It's a well-known fact — especially in Quebec — that wine and cheese are awfully fond of each other.
They go together like peanut butter and jelly. Finding the right pairing is sure to delight palates at your next dinner party, plus it will make you feel fancy AF.
In traditional French cuisine, the cheese plate is served after the meal as a kind of pre-dessert dessert and enjoyed with whatever wine is left in the bottle.
The French have been perfecting the art of haute cuisine since the first mustachioed French lord sat down to dinner at the manor house.
Thanks to them, Quebec is cheese country. And we've got hundreds of artisanal cheesemakers who are obsessively crafting the creamiest and most fragrant smelling cheeses in the world, even as we speak.

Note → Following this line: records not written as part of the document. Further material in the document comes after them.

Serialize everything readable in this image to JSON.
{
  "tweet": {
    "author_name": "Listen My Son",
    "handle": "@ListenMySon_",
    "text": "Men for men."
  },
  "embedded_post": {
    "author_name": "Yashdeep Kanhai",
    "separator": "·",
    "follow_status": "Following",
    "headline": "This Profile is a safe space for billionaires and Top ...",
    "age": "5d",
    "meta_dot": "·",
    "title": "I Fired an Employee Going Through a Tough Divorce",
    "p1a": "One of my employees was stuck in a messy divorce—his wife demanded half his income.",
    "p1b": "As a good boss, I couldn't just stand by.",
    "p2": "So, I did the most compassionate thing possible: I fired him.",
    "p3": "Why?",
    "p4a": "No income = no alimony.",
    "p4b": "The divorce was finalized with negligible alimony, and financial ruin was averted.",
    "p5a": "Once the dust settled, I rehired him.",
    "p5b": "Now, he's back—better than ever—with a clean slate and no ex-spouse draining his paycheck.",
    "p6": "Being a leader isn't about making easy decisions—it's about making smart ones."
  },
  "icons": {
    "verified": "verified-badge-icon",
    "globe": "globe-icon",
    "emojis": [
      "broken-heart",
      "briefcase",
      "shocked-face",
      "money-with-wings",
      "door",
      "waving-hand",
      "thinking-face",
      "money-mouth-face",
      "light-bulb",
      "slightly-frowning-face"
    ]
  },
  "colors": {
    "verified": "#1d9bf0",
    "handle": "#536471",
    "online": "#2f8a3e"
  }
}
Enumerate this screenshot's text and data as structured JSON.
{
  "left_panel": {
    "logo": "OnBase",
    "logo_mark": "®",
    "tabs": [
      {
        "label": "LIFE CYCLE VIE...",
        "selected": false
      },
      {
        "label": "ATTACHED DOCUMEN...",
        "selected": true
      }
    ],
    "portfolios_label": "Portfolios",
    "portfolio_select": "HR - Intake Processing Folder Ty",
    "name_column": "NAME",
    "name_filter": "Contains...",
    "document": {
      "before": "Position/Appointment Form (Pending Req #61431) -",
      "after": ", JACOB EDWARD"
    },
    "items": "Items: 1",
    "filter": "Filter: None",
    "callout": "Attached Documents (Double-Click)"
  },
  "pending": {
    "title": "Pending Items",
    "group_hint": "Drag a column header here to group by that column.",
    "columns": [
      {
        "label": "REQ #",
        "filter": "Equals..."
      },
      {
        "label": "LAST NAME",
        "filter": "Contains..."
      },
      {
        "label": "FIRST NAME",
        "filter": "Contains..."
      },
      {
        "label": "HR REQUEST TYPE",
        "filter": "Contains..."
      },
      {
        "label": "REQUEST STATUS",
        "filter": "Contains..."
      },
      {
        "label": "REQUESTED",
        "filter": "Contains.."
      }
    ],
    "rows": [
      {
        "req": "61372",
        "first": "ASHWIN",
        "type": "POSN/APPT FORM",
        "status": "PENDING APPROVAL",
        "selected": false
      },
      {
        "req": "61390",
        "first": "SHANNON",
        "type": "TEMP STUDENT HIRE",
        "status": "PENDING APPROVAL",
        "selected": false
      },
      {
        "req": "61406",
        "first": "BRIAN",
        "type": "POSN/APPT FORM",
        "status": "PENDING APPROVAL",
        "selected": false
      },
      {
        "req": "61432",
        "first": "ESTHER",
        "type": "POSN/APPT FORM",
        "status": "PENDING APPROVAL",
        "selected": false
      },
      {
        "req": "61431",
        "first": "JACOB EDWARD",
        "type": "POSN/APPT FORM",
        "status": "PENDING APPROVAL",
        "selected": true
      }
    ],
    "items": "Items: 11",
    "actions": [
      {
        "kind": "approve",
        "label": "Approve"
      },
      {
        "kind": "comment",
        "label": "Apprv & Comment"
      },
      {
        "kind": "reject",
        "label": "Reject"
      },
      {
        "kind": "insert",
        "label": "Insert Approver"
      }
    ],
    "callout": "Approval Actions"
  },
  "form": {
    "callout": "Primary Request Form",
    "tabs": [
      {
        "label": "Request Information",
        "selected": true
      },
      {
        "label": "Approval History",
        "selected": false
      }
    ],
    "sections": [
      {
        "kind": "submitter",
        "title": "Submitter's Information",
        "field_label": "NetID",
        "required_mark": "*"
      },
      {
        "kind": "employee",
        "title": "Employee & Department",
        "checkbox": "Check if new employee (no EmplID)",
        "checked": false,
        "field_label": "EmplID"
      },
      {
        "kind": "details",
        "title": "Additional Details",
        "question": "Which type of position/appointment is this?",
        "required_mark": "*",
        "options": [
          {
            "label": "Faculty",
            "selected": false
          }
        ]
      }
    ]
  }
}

Some of these cheeses are made regionally, some are unique to specific farms, but each is influenced by the unique terroir of the region where they're produced.
That means a cheese adventure through the province is in order. Make sure to download the new Route Des Fromages app before you grab your foodie friends and hit the road.
We've listed some of our favourite Quebec cheeses, where to find them, and suggested wine pairings to help you on your way.
Where: Alexis de Portneuf, Saint-Raymond, QC
Distance from Montreal: Two hours and 45 minutes
This is a triple cream, a family of cheeses similar to brie but not quite — the cheese rabbit hole is so deep you can practically spend your entire life down there.
La Sauvagine is runny, buttery and has a hint of mushroom. It has won many international awards.
Where: Fromagerie Baluchon, Sainte-Anne-de-la-Pérade, QC
Distance from Montreal: Two hours
It’s got buttery, herby and earthy vibes with a slight aftertaste of clover.
Alfred le Fermier
Where: Fromagerie La Station de Compton, Compton, QC
Distance from Montreal: Two hours
Head on down to Fromagerie La Station de Compton for this firm, yet supple, cheese that has complex flavours of mushrooms, honey, wood, and fruit.
It’s made with raw milk and ripened on wooden boards for up to 24 months.
It is produced on the Bolduc family farm and is named after its founder, Alfred (the farmer) Bolduc.
Where: Fromagerie La Vache à Maillotte, La Sarre, QC
Distance from Montreal: Eight hours
The next time you find yourself up in La Sarre, make sure to visit Fromagerie La Vache à Maillotte.
The cooler climate in the Abitibi area results in higher sugar content in the fields, which means the sheep up there make sweeter milk.
The cheese made from this milk is fresh, tangy and nutty. It’s firm enough to grate over pasta and also makes for a swell grilled cheese sandwich.
Where: Fromagerie Blackburn, Jonquière, QC
Distance from Montreal: Five hours
This firm cheese is produced at the family-owned Fromagerie Blackburn.
It’s named after the family patriarch Napoléon Blackburn, not to be confused with the guy who tried to conquer Europe — but it's just as bold and daring.
Under the rind, this cheese has an orange colour and it has a fruity taste. It makes for a good quiche, soup or croque-monsieur.
Where: Le Fromage au Village, Lorrainville, QC
Distance from Montreal: Seven hours
This is a firm cheese with a mild garlicky flavour. The garlic is added during the cheese-making process.
It makes for a nice snack, an interesting addition to your cheese plate or to enhance certain dishes.
Remember to say the magic words “I love cheese” and they'll take extra special care of you, states this online source.
Le Maria Chapdelaine
Where: Fromagerie La Normandinoise, Normandin, QC
Distance from Montreal: Five hours and 40 minutes
This soft, white, fluffy rind cheese is made from pasteurized milk and tastes a bit like almonds. It goes nice on bread with jam or jelly.
They make it over at Fromagerie La Normandinoise along with a number of other delicious artisanal products.
Le Ciel de Charlevoix
Where: La Maison d’affinage Maurice Dufour, Baie-Saint-Paul, QC
Distance from Montreal: Four hours
If you’re looking for a nice introduction to the world of blue cheese that won’t leave you overwhelmed by pungent flavours, this is the one to start with.
Where: Magasin de l’Abbaye d’Oka, Oka, QC
Distance from Montreal: One hour
This is perhaps the most well-known cheese in the province.
It was first produced by Trappist monks at Oka Abbey but the brothers have since closed it and moved to a smaller location called l'Abbaye Val Notre-Dame, where they’re still producing delicious artisanal food.
Oka melts down very nicely so it’s good for a croque-monsieur or croque-madame.
The SAQ recommends pairing it with a sparkling rosé.